Headless CMS as a lightweight alternative to WordPress. When to use it?
For many, headless CMS is still a relatively new concept. It reduces the role of a Content Management Software to pure content management and delivery, ditching everything front-end related. Someone would ask how is that a good thing? Turns out moving to a headless content management system benefits both developers and content editors. The former acquire API based data source that one can easily implement into any cross-platform project, while the latter get easy to understand content editing application that focuses purely on their needs without any technical stuff. Read this article to learn the benefits and applications of headless CMS systems.
What is a headless CMS?
To give you a quick overview, a headless CMS is a solution delivering a simple to use web app for content creation and management. It is also a powerful API for front-end developers to fetch said content. In most cases it also serves as a CDN (content delivery network) for data delivery optimization.
Use headless CMS if you want to:
- Make work easier for your non-technical staff – marketers, content editors
- Give developers a comprehensive data source for a custom project
- Generate and serve static content out of the CMS-edited data
- Reduce load on the backend infrastructure in case of high-traffic websites, and allow for blazing-fast content serving

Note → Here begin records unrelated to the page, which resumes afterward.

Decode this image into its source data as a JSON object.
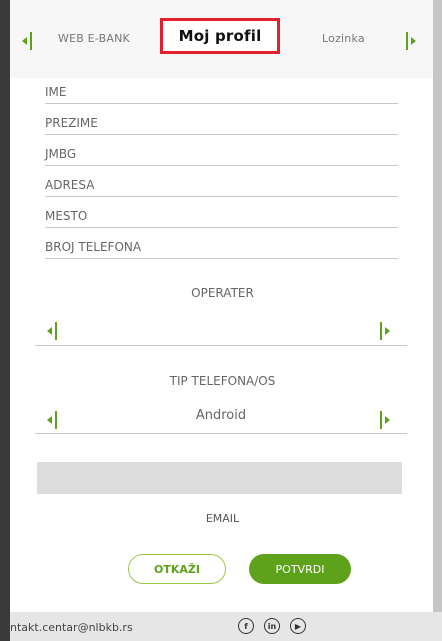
{
  "tabs": {
    "left": "WEB E-BANK",
    "active": "Moj profil",
    "right": "Lozinka"
  },
  "fields": [
    {
      "label": "IME"
    },
    {
      "label": "PREZIME"
    },
    {
      "label": "JMBG"
    },
    {
      "label": "ADRESA"
    },
    {
      "label": "MESTO"
    },
    {
      "label": "BROJ TELEFONA"
    }
  ],
  "operater": {
    "label": "OPERATER",
    "value": ""
  },
  "phone_type": {
    "label": "TIP TELEFONA/OS",
    "value": "Android"
  },
  "email": {
    "value": "",
    "label": "EMAIL"
  },
  "buttons": {
    "cancel": "OTKAŽI",
    "confirm": "POTVRDI"
  },
  "footer": {
    "contact_email": "ntakt.centar@nlbkb.rs",
    "social_icons": [
      "facebook-icon",
      "linkedin-icon",
      "youtube-icon"
    ]
  },
  "colors": {
    "accent_green": "#5ea11a",
    "active_tab_border": "#e5202e"
  }
}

Classic CMS vs Decoupled CMS
Traditional content management systems have strict control over the final look of your website or application. Headless is completely severed from target’s front-end. You could say it’s decapitated, ergo headless.

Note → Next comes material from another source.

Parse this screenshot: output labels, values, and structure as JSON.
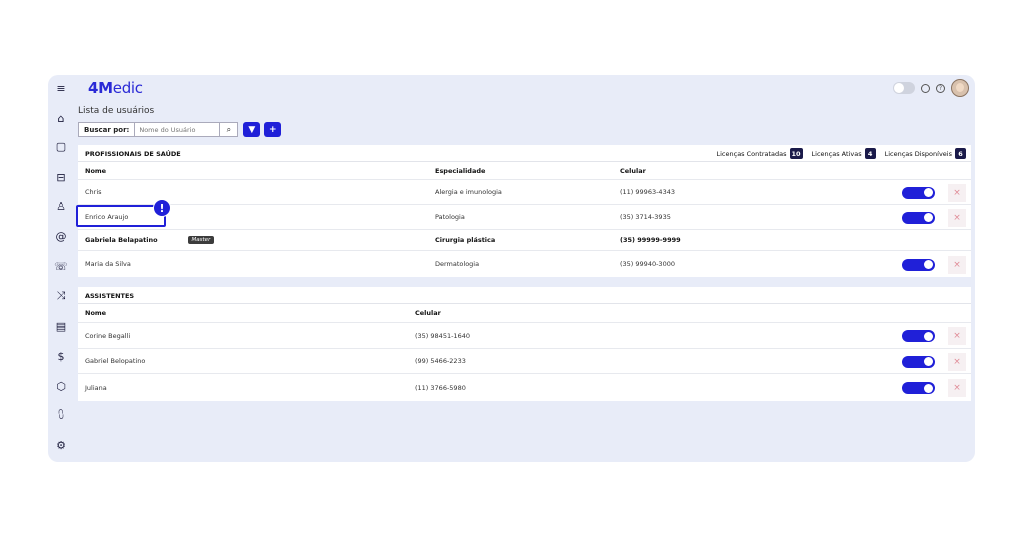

With a traditional CMS architecture, you are also limited to the programming language it uses, so mostly PHP. Select headless CMS to enable your team to use some of the most popular frontend frameworks like Angular or React. You need to pull data from the CMS to other apps easily if necessary. It’s much easier to build a native mobile app serving the structured content, if you have a complete API on side of the CMS already available.
Benefits of a headless architecture
- Flexible – if you ask around, many developers will tell you that classic CMS solutions offer limited possibilities. By switching to headless, you allow them free hand to choose and implement a framework that will work best with the requirements.
- Scalable – with content separated from the front-end there’s no downtime needed for maintenance and upgrades.
- Secure – content separation also lowers the risk of DDoS and other types of attacks. Complex content editing platform with its possible vulnerabilities does not have to be fully exposed to the external world.
- Easy delivery – headless CMS allows content creators to input data in such way that enables reusage across different websites and applications. This gives them more time to focus on the content itself rather than making sure it’s spread the right way for all their digital properties.
There are also some challenges
Unfortunately, there are some compromises to make, if you want to enjoy the benefits of using a headless CMS. It’s up to you to decide how much they matter in your project:
- Harder to personalize served content – separation of content and delivery makes it harder to gather enough data about users to fetch them more personalized content. Of course, a clever developer will find more than one workaround for this problem.
- No live preview built in – since target website or app’s rendering is handled in separation from the CMS, there’s no way to preview how the freshly edited content will end up looking when published. Therefore, content editors have to be twice as careful and anticipate what may go wrong when the content goes live.
- Higher implementation costs – since the headless system is typically more complex in the initial implementation when compared to the traditional CMS, this is an investment, which – if properly planned – will pay off in long run.
When can you headless CMS?
While very popular with developers, headless approach is not always the best one. We’ve compiled a few conditions in which headless CMS works best:
- Custom design is a key requirement – there is no point in employing a headless CMS to a project that can be ticked off with a WordPress or Drupal template
- Content is rich, often created and edited – strength of a headless comes from its ability to easily manage the content is serves. Again, no point in using it for a fixed and low amount content website. Unless, it is a very high traffic website and you can save a lot on infrastructure, serving static content to the end users
- You have a front-end developer on team – unlike with traditional CMS approach, it is impossible to launch your project without a technical knowledge in programming. Don’t have a front-end developer on hand? Hire a company that specializes in delivering high quality websites and web apps based on even the most complex requirements.